The task: Set down every record below exactly as written, but leave out the pictures.

Listed entries:
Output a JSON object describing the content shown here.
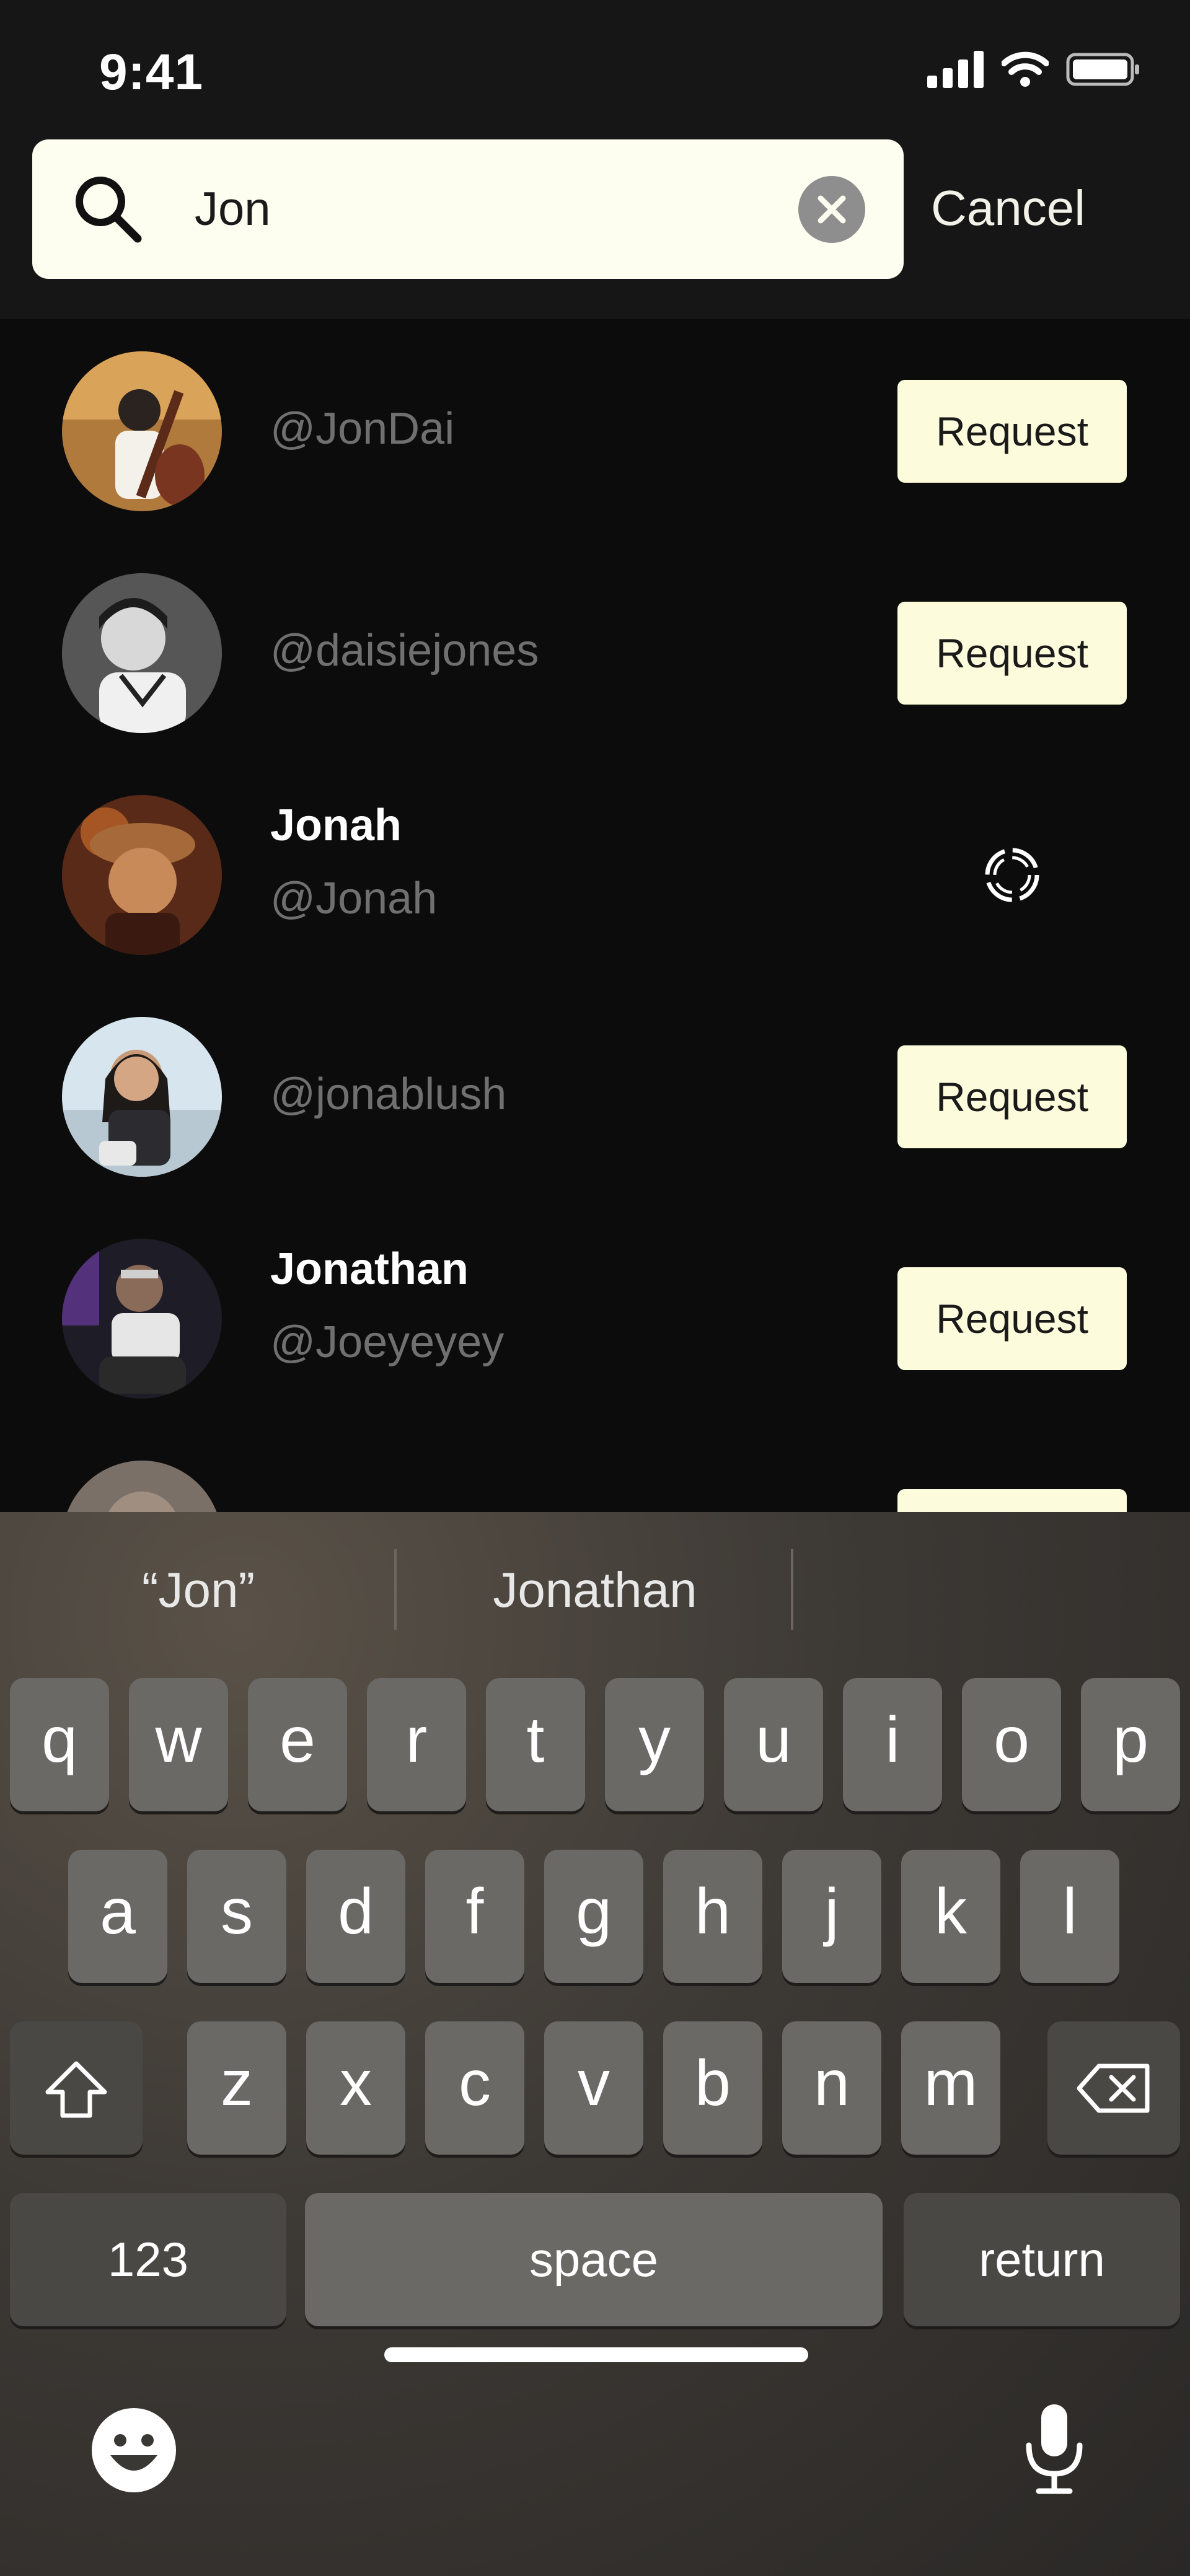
{
  "status": {
    "time": "9:41"
  },
  "search": {
    "value": "Jon",
    "cancel_label": "Cancel"
  },
  "results": [
    {
      "name": "",
      "handle": "@JonDai",
      "action": "Request"
    },
    {
      "name": "",
      "handle": "@daisiejones",
      "action": "Request"
    },
    {
      "name": "Jonah",
      "handle": "@Jonah",
      "action": ""
    },
    {
      "name": "",
      "handle": "@jonablush",
      "action": "Request"
    },
    {
      "name": "Jonathan",
      "handle": "@Joeyeyey",
      "action": "Request"
    }
  ],
  "keyboard": {
    "suggestions": [
      "“Jon”",
      "Jonathan",
      ""
    ],
    "row1": [
      "q",
      "w",
      "e",
      "r",
      "t",
      "y",
      "u",
      "i",
      "o",
      "p"
    ],
    "row2": [
      "a",
      "s",
      "d",
      "f",
      "g",
      "h",
      "j",
      "k",
      "l"
    ],
    "row3": [
      "z",
      "x",
      "c",
      "v",
      "b",
      "n",
      "m"
    ],
    "numbers_label": "123",
    "space_label": "space",
    "return_label": "return"
  },
  "icons": {
    "search": "search-icon",
    "clear": "clear-icon",
    "spinner": "loading-spinner-icon",
    "shift": "shift-icon",
    "delete": "delete-icon",
    "emoji": "emoji-icon",
    "mic": "microphone-icon",
    "signal": "signal-icon",
    "wifi": "wifi-icon",
    "battery": "battery-icon"
  },
  "colors": {
    "accent": "#fcfbdc",
    "background": "#0c0c0c",
    "search_field": "#fdfdf0"
  }
}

Output of the exercise:
Output a JSON object describing the content shown here.
{
  "status": {
    "time": "9:41"
  },
  "search": {
    "value": "Jon",
    "cancel_label": "Cancel"
  },
  "results": [
    {
      "name": "",
      "handle": "@JonDai",
      "action": "Request"
    },
    {
      "name": "",
      "handle": "@daisiejones",
      "action": "Request"
    },
    {
      "name": "Jonah",
      "handle": "@Jonah",
      "action": ""
    },
    {
      "name": "",
      "handle": "@jonablush",
      "action": "Request"
    },
    {
      "name": "Jonathan",
      "handle": "@Joeyeyey",
      "action": "Request"
    }
  ],
  "keyboard": {
    "suggestions": [
      "“Jon”",
      "Jonathan",
      ""
    ],
    "row1": [
      "q",
      "w",
      "e",
      "r",
      "t",
      "y",
      "u",
      "i",
      "o",
      "p"
    ],
    "row2": [
      "a",
      "s",
      "d",
      "f",
      "g",
      "h",
      "j",
      "k",
      "l"
    ],
    "row3": [
      "z",
      "x",
      "c",
      "v",
      "b",
      "n",
      "m"
    ],
    "numbers_label": "123",
    "space_label": "space",
    "return_label": "return"
  },
  "icons": {
    "search": "search-icon",
    "clear": "clear-icon",
    "spinner": "loading-spinner-icon",
    "shift": "shift-icon",
    "delete": "delete-icon",
    "emoji": "emoji-icon",
    "mic": "microphone-icon",
    "signal": "signal-icon",
    "wifi": "wifi-icon",
    "battery": "battery-icon"
  },
  "colors": {
    "accent": "#fcfbdc",
    "background": "#0c0c0c",
    "search_field": "#fdfdf0"
  }
}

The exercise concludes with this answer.